The European Commission has adopted its long-awaited Directive on private actions. It explains how citizens and companies can claim damages when they are victims of infringements of the EU antitrust rules, such as cartels and abuses of a dominant market position. The proposal is set to remove a number of practical difficulties which victims frequently face when they try to receive a fair compensation for the damages they have suffered. Private actions in antitrust should significantly help claimants seeking redress from cartels and reduce disparities between Member states.
The EU Court of Justice has already recognized the right for all victims of antitrust infringements to be compensated for the harm suffered. These victims can obtain compensation by bringing an action for damages before a national court.
However, few claims are brought before national courts as it is still difficult for consumers and businesses to obtain redress. This is due to shortcomings in the applicable legal frameworks in most Member states that make it excessively costly and difficult to bring actions.
This situation particularly affects consumers and SME's, who rarely can face the cost of legal action. Only 25% of antitrust infringements found by the Commission in the last 7 years have been followed by civil actions from victims according to the Commission. Most of these actions were brought by large businesses, and most actions were introduced either in the UK, Germany or the Netherlands where the national legal systems are more "claimant-friendly".
National rules are widely diverging across Europe and, as a result, the chances of victims to obtain compensation greatly depend on which Member State they happen to live in.
The proposed Directive aims to remove these practical obstacles. In parallel, the Commission has adopted a recommendation encouraging Member states to set up collective redress mechanisms in order to improve access to justice for victims of violations of EU law in general, including competition rules.
The proposal Directive

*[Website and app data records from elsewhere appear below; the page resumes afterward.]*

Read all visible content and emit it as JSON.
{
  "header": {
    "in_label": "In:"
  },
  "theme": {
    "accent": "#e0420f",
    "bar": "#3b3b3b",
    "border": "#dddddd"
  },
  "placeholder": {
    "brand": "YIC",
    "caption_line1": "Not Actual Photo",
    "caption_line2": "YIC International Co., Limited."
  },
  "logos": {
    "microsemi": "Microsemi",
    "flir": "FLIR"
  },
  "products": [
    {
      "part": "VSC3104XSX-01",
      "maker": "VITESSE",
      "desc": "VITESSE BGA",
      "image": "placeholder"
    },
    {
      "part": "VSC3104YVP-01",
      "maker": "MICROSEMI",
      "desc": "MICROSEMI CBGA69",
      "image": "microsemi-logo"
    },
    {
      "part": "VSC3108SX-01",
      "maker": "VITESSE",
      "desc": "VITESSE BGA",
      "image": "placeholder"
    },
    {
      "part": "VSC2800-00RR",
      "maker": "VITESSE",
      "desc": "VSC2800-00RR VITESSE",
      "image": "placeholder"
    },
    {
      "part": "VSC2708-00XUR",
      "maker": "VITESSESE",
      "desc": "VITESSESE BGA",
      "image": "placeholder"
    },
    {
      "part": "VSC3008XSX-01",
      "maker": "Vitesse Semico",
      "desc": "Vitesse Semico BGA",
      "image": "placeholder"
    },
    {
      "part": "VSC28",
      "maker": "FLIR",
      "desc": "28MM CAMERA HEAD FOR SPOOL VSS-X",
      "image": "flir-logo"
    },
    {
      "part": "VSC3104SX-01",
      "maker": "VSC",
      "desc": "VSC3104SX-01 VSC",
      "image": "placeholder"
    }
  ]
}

A number of measures which should facilitate antitrust damages actions in Member states:
• National courts will have the power to order companies to disclose evidence when victims claim compensation;
• Decisions of national competition authorities finding an infringement will automatically constitute proof before national courts of all Member states that the infringement occurred.
• Clear rules on limitation periods are established, so that parties have sufficient time to bring an action;
• Ensure that victims have a period of at least five years to bring a claimand that victims can effectively claim damages once an infringement has been found by a competition authority.
• Victims should obtain full compensation for the actual loss suffered but also for lost profits;
• The liability rules in cases where price increases due to an infringement are "passed on" along the distribution or supply chain will be clarified. In practice, this will ensure that those who suffered the harm in the end will be the ones receiving compensation.
• The new rules establish a rebuttable presumption that cartels cause harm. This should facilitate compensation given to victims.
• Any participant to an infringement should be responsible towards the victims for the whole harm caused by the infringement, with the possibility to obtain a contribution from other infringers for their share of responsibility. However, this should not apply to infringers who cooperated with an investigation and obtained immunity from fines before a competition authority.
The proposal fully takes into account the key role played by competition authorities (at EU or national level) to investigate, find and sanction infringements.
As a result of the proposal, it should be easier in the future for victims of antitrust infringements to obtain compensation.
Its main objective is to facilitate full and fair compensation for victims once a public authority has found and sanctioned an infringement.
These new rules will likely lead to a harmonization across Europe and will probably reduce the incentive for forum shopping by both claimants and plaintiffs.
The proposal also contains a number of safeguards to ensure that facilitating damages actions does not diminish the incentives for companies to cooperate with competition authorities under the "leniency" programmes.
The Commission has also adopted a communication on quantifying antitrust harm to provide guidance to National Courts and concerned parties in damages actions.
In order to help these concerned parties, the Commission has also prepared a "Practical Guide" which will be a useful tool for victims and national judges. These documents are however not legally binding.
Entering into force
The proposal for a Directive will now be discussed by the European Parliament and the Council. Once the EU institutions adopt a final text, Member states will have two years to implement its provision in their legal systems.